Our only comment on this letter to the Home News Tribune is that the homeless men are yearning for permanent, affordable and supportive housing.
Homeless men yearn for shelter
Home News Tribune Online 03/13/07
It was interesting to read a front-page article in the March 5 Home News Tribune with the headline “Pets yearn for homes.” The article covered almost an entire page. The details covering the plight of the pets were exceptional and made the readers feel supportive of the need for pets.
I would like to see similar coverage in your paper regarding “Homeless men yearn for shelter.” Perhaps details showing men of all ages sleeping in fields and behind bushes will stir the public to demand that our county government do something to correct this terrible situation. Can you imagine a human being left out in the freezing cold and rain with no place for shelter? That is what is being done in Middlesex County. More attention and money is spent for pet shelters than is spent for homeless men. Why? As long as there is one man left out in the cold, it is evidence that the homeless shelter program is a failure.
Of approximately 450 homeless men, only about 40 are housed year-round in the New Brunswick Ozanam Inn run by Catholic Charities. The men are allowed in at 4:30 p.m. and are obliged to leave at 7:30 a.m. During the winter months, from December to the middle of March, the New Brunswick Interfaith Emergency Men’s Shelter takes in 16 homeless men. The following houses of worship participate in the program: St. Peter, First Reformed, Anshe Emeth, United Methodist, Sacred Heart, Presbyterian, and Christ Church. They provide a large room capable of holding 16 folding cots with pillows, sheets and blankets. Men are allowed in at 7 p.m. and must leave at 7 a.m. I wonder what the other homeless men are doing during the winter months?
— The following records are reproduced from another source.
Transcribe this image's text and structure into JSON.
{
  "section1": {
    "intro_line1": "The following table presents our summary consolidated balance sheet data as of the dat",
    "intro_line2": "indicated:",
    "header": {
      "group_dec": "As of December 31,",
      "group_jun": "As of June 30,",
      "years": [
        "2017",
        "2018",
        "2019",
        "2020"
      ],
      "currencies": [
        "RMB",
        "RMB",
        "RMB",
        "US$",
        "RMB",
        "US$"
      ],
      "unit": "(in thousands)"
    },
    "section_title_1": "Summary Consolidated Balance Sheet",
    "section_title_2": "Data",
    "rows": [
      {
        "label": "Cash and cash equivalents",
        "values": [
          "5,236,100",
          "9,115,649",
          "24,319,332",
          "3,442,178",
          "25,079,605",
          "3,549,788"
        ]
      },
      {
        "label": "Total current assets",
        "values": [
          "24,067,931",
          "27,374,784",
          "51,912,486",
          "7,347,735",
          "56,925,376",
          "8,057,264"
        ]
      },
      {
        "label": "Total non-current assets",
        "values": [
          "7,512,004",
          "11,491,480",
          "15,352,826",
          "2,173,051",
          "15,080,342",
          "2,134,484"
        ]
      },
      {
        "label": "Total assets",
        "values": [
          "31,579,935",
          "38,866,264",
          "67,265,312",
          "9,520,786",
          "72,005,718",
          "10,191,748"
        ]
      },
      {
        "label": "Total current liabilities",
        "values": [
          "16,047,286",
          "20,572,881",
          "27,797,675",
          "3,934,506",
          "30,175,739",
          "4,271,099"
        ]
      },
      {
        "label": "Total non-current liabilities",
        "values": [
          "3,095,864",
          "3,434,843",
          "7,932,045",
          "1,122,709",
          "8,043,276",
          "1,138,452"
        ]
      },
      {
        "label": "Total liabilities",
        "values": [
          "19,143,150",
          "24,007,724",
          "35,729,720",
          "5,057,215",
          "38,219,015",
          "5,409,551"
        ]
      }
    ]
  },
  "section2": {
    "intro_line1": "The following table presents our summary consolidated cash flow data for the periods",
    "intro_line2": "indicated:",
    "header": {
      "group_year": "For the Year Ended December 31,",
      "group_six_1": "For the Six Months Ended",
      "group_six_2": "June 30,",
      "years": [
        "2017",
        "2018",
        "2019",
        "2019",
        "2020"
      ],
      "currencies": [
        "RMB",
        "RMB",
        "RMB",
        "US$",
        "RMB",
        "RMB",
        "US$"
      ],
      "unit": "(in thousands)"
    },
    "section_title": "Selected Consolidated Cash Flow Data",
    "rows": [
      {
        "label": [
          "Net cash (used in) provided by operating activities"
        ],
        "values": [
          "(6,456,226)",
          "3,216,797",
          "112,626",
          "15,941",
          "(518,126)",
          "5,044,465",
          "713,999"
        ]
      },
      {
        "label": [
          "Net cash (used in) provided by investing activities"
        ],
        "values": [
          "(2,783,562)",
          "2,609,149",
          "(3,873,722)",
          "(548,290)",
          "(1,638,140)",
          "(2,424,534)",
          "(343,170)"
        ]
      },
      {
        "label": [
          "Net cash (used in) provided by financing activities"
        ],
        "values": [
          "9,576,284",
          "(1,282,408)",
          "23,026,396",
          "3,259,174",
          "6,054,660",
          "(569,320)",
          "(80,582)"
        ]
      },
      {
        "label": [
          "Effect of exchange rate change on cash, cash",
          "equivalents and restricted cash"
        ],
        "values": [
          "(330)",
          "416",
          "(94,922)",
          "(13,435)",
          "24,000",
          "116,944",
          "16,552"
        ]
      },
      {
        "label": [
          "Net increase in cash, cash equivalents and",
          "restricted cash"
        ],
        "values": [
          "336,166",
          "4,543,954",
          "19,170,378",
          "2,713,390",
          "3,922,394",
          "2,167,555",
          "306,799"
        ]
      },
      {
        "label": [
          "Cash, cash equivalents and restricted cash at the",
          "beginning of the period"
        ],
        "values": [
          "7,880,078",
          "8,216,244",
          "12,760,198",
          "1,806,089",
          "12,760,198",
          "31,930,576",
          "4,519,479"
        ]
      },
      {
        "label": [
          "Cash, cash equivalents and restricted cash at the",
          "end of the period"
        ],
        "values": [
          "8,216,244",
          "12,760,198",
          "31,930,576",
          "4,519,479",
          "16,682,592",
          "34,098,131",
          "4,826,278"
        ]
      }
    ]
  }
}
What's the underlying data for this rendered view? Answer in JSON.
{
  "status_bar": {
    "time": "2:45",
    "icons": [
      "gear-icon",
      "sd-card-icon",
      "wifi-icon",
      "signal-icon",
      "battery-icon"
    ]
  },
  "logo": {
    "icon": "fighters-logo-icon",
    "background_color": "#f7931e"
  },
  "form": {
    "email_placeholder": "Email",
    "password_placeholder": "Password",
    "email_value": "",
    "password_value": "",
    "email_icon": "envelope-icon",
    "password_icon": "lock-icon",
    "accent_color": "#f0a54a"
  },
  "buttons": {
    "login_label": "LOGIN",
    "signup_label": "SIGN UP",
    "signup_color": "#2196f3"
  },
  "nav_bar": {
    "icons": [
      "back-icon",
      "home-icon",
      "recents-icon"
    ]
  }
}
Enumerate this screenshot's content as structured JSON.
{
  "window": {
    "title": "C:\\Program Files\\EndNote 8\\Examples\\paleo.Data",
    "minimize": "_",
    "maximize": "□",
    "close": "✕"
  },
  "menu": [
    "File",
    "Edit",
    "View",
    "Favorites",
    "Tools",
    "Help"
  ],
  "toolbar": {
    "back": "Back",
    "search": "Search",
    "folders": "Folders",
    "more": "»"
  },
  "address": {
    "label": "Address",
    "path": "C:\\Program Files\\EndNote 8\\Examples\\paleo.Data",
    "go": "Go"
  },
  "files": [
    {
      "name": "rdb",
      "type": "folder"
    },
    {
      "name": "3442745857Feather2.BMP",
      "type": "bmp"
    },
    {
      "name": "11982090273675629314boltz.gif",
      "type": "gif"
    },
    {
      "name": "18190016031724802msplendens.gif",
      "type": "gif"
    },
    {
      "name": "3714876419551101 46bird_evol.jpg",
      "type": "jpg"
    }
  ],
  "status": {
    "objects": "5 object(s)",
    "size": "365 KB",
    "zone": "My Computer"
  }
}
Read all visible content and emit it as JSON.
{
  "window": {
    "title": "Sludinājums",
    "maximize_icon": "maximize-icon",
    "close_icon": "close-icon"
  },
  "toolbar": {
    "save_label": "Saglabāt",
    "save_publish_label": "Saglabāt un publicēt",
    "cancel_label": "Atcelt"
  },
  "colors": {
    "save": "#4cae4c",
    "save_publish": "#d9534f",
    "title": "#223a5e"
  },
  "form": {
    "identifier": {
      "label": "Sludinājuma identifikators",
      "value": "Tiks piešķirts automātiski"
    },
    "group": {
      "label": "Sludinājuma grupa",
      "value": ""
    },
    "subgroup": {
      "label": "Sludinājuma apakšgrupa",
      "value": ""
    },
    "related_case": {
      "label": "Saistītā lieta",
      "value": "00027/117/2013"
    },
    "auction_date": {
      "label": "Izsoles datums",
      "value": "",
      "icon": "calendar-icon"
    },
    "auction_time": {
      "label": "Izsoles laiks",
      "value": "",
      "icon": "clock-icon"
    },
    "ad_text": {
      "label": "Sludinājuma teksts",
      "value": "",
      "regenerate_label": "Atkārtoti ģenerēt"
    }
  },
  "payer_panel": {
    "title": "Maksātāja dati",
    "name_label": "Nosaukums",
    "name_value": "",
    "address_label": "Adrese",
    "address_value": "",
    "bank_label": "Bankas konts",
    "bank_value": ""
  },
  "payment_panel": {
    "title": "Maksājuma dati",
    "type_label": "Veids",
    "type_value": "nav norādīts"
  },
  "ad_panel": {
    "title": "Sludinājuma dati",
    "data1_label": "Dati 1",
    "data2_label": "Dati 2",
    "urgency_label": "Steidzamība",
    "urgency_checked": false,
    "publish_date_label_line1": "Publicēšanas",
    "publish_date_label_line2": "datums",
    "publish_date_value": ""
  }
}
The county administration should take a serious look at the problem and provide a long-range, intelligent solution.
Frank J. Coury